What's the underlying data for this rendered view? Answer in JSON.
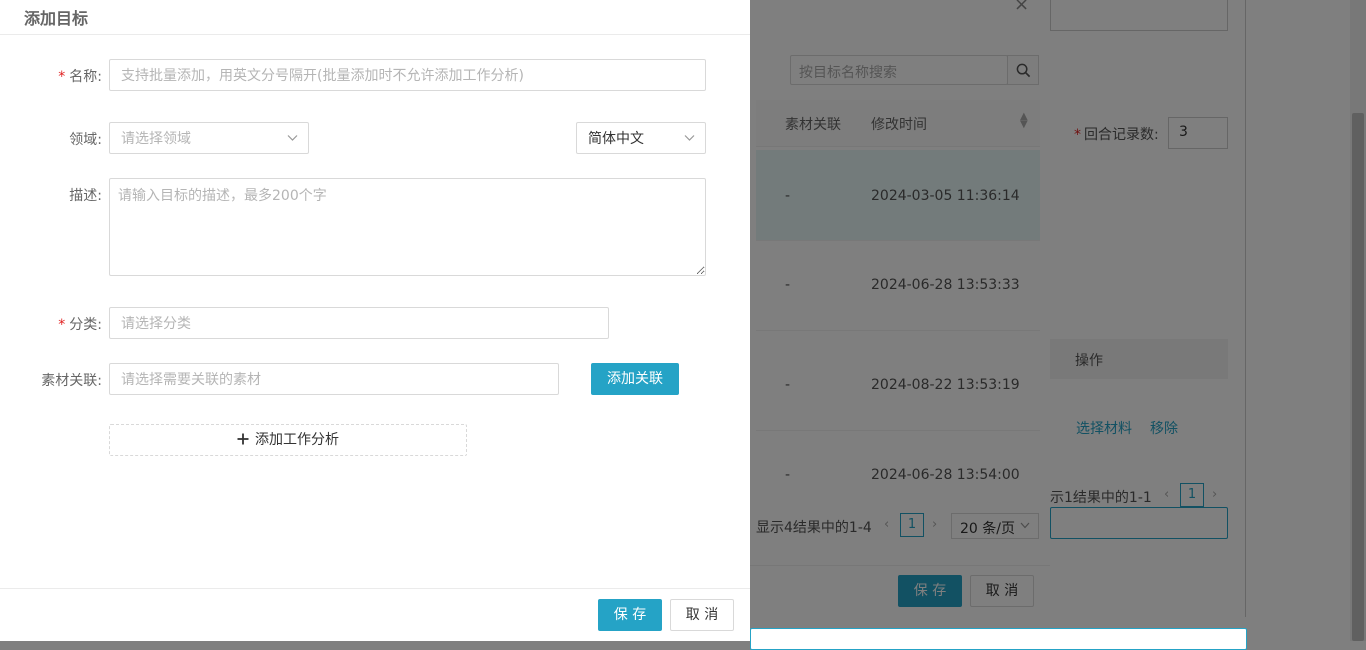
{
  "drawer": {
    "title": "添加目标",
    "fields": {
      "name": {
        "label": "名称:",
        "placeholder": "支持批量添加，用英文分号隔开(批量添加时不允许添加工作分析)"
      },
      "domain": {
        "label": "领域:",
        "placeholder": "请选择领域"
      },
      "language": {
        "value": "简体中文"
      },
      "description": {
        "label": "描述:",
        "placeholder": "请输入目标的描述，最多200个字"
      },
      "category": {
        "label": "分类:",
        "placeholder": "请选择分类"
      },
      "material": {
        "label": "素材关联:",
        "placeholder": "请选择需要关联的素材",
        "button": "添加关联"
      }
    },
    "add_analysis": "添加工作分析",
    "save": "保 存",
    "cancel": "取 消"
  },
  "background_modal": {
    "search_placeholder": "按目标名称搜索",
    "columns": [
      "素材关联",
      "修改时间"
    ],
    "rows": [
      {
        "material": "-",
        "time": "2024-03-05 11:36:14"
      },
      {
        "material": "-",
        "time": "2024-06-28 13:53:33"
      },
      {
        "material": "-",
        "time": "2024-08-22 13:53:19"
      },
      {
        "material": "-",
        "time": "2024-06-28 13:54:00"
      }
    ],
    "pager_text": "显示4结果中的1-4",
    "current_page": "1",
    "page_size": "20 条/页",
    "save": "保 存",
    "cancel": "取 消"
  },
  "background_page": {
    "rounds_label": "回合记录数:",
    "rounds_value": "3",
    "ops_header": "操作",
    "link_select": "选择材料",
    "link_remove": "移除",
    "pager_text": "示1结果中的1-1",
    "current_page": "1"
  },
  "colors": {
    "primary": "#25a3c6",
    "required": "#e02020",
    "active_row": "#e6f7f7"
  }
}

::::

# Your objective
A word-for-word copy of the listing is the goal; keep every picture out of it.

# Answer to this exercise
What's the underlying data for this rendered view? Answer in JSON.
{
  "drawer": {
    "title": "添加目标",
    "fields": {
      "name": {
        "label": "名称:",
        "placeholder": "支持批量添加，用英文分号隔开(批量添加时不允许添加工作分析)"
      },
      "domain": {
        "label": "领域:",
        "placeholder": "请选择领域"
      },
      "language": {
        "value": "简体中文"
      },
      "description": {
        "label": "描述:",
        "placeholder": "请输入目标的描述，最多200个字"
      },
      "category": {
        "label": "分类:",
        "placeholder": "请选择分类"
      },
      "material": {
        "label": "素材关联:",
        "placeholder": "请选择需要关联的素材",
        "button": "添加关联"
      }
    },
    "add_analysis": "添加工作分析",
    "save": "保 存",
    "cancel": "取 消"
  },
  "background_modal": {
    "search_placeholder": "按目标名称搜索",
    "columns": [
      "素材关联",
      "修改时间"
    ],
    "rows": [
      {
        "material": "-",
        "time": "2024-03-05 11:36:14"
      },
      {
        "material": "-",
        "time": "2024-06-28 13:53:33"
      },
      {
        "material": "-",
        "time": "2024-08-22 13:53:19"
      },
      {
        "material": "-",
        "time": "2024-06-28 13:54:00"
      }
    ],
    "pager_text": "显示4结果中的1-4",
    "current_page": "1",
    "page_size": "20 条/页",
    "save": "保 存",
    "cancel": "取 消"
  },
  "background_page": {
    "rounds_label": "回合记录数:",
    "rounds_value": "3",
    "ops_header": "操作",
    "link_select": "选择材料",
    "link_remove": "移除",
    "pager_text": "示1结果中的1-1",
    "current_page": "1"
  },
  "colors": {
    "primary": "#25a3c6",
    "required": "#e02020",
    "active_row": "#e6f7f7"
  }
}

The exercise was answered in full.